— PROBLEM STATEMENT —
Give the data a second time, exactly and in full.

──────────────────────────────

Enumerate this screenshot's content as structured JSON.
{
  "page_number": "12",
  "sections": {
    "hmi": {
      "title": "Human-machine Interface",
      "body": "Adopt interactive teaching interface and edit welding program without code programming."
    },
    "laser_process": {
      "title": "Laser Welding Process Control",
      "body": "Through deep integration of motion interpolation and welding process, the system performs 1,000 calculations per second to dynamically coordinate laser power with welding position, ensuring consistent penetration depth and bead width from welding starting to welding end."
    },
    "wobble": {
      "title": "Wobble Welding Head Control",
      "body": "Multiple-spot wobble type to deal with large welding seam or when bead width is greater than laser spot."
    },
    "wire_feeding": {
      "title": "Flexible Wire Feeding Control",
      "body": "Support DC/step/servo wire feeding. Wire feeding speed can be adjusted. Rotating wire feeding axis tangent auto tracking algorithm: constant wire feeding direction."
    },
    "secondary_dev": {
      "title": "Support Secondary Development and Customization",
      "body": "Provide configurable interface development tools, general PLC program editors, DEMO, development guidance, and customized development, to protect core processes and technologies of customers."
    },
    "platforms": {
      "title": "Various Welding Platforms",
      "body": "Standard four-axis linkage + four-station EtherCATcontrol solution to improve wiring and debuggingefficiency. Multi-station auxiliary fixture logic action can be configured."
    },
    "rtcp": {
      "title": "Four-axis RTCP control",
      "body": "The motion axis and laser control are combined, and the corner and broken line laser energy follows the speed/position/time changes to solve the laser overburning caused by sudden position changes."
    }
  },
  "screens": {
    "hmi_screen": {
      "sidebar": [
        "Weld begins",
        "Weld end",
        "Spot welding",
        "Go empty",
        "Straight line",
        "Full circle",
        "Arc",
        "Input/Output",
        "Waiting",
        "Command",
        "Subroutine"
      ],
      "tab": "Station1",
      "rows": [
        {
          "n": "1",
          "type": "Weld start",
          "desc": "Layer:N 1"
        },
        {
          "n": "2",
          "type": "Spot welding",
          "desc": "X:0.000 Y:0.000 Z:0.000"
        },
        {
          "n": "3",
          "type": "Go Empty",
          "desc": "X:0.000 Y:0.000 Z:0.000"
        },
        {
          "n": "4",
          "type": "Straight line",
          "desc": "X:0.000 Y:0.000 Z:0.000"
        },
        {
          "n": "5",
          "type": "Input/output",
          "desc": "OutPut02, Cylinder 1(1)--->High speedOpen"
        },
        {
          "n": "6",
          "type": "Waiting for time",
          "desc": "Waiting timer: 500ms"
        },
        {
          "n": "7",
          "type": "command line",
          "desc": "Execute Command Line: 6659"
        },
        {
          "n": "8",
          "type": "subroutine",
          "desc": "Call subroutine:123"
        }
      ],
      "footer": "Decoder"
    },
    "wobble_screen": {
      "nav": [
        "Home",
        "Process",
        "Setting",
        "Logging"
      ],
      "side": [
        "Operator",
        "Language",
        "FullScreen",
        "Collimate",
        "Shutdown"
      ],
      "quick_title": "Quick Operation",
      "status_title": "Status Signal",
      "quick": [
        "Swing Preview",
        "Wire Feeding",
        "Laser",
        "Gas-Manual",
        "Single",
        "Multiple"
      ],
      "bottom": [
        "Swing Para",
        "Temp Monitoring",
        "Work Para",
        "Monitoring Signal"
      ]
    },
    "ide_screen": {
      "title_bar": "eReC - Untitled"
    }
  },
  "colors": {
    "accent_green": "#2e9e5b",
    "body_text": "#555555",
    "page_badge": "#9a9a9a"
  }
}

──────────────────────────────

— EXERCISE RESPONSE —
Enumerate this screenshot's content as structured JSON.
{
  "page_number": "12",
  "sections": {
    "hmi": {
      "title": "Human-machine Interface",
      "body": "Adopt interactive teaching interface and edit welding program without code programming."
    },
    "laser_process": {
      "title": "Laser Welding Process Control",
      "body": "Through deep integration of motion interpolation and welding process, the system performs 1,000 calculations per second to dynamically coordinate laser power with welding position, ensuring consistent penetration depth and bead width from welding starting to welding end."
    },
    "wobble": {
      "title": "Wobble Welding Head Control",
      "body": "Multiple-spot wobble type to deal with large welding seam or when bead width is greater than laser spot."
    },
    "wire_feeding": {
      "title": "Flexible Wire Feeding Control",
      "body": "Support DC/step/servo wire feeding. Wire feeding speed can be adjusted. Rotating wire feeding axis tangent auto tracking algorithm: constant wire feeding direction."
    },
    "secondary_dev": {
      "title": "Support Secondary Development and Customization",
      "body": "Provide configurable interface development tools, general PLC program editors, DEMO, development guidance, and customized development, to protect core processes and technologies of customers."
    },
    "platforms": {
      "title": "Various Welding Platforms",
      "body": "Standard four-axis linkage + four-station EtherCATcontrol solution to improve wiring and debuggingefficiency. Multi-station auxiliary fixture logic action can be configured."
    },
    "rtcp": {
      "title": "Four-axis RTCP control",
      "body": "The motion axis and laser control are combined, and the corner and broken line laser energy follows the speed/position/time changes to solve the laser overburning caused by sudden position changes."
    }
  },
  "screens": {
    "hmi_screen": {
      "sidebar": [
        "Weld begins",
        "Weld end",
        "Spot welding",
        "Go empty",
        "Straight line",
        "Full circle",
        "Arc",
        "Input/Output",
        "Waiting",
        "Command",
        "Subroutine"
      ],
      "tab": "Station1",
      "rows": [
        {
          "n": "1",
          "type": "Weld start",
          "desc": "Layer:N 1"
        },
        {
          "n": "2",
          "type": "Spot welding",
          "desc": "X:0.000 Y:0.000 Z:0.000"
        },
        {
          "n": "3",
          "type": "Go Empty",
          "desc": "X:0.000 Y:0.000 Z:0.000"
        },
        {
          "n": "4",
          "type": "Straight line",
          "desc": "X:0.000 Y:0.000 Z:0.000"
        },
        {
          "n": "5",
          "type": "Input/output",
          "desc": "OutPut02, Cylinder 1(1)--->High speedOpen"
        },
        {
          "n": "6",
          "type": "Waiting for time",
          "desc": "Waiting timer: 500ms"
        },
        {
          "n": "7",
          "type": "command line",
          "desc": "Execute Command Line: 6659"
        },
        {
          "n": "8",
          "type": "subroutine",
          "desc": "Call subroutine:123"
        }
      ],
      "footer": "Decoder"
    },
    "wobble_screen": {
      "nav": [
        "Home",
        "Process",
        "Setting",
        "Logging"
      ],
      "side": [
        "Operator",
        "Language",
        "FullScreen",
        "Collimate",
        "Shutdown"
      ],
      "quick_title": "Quick Operation",
      "status_title": "Status Signal",
      "quick": [
        "Swing Preview",
        "Wire Feeding",
        "Laser",
        "Gas-Manual",
        "Single",
        "Multiple"
      ],
      "bottom": [
        "Swing Para",
        "Temp Monitoring",
        "Work Para",
        "Monitoring Signal"
      ]
    },
    "ide_screen": {
      "title_bar": "eReC - Untitled"
    }
  },
  "colors": {
    "accent_green": "#2e9e5b",
    "body_text": "#555555",
    "page_badge": "#9a9a9a"
  }
}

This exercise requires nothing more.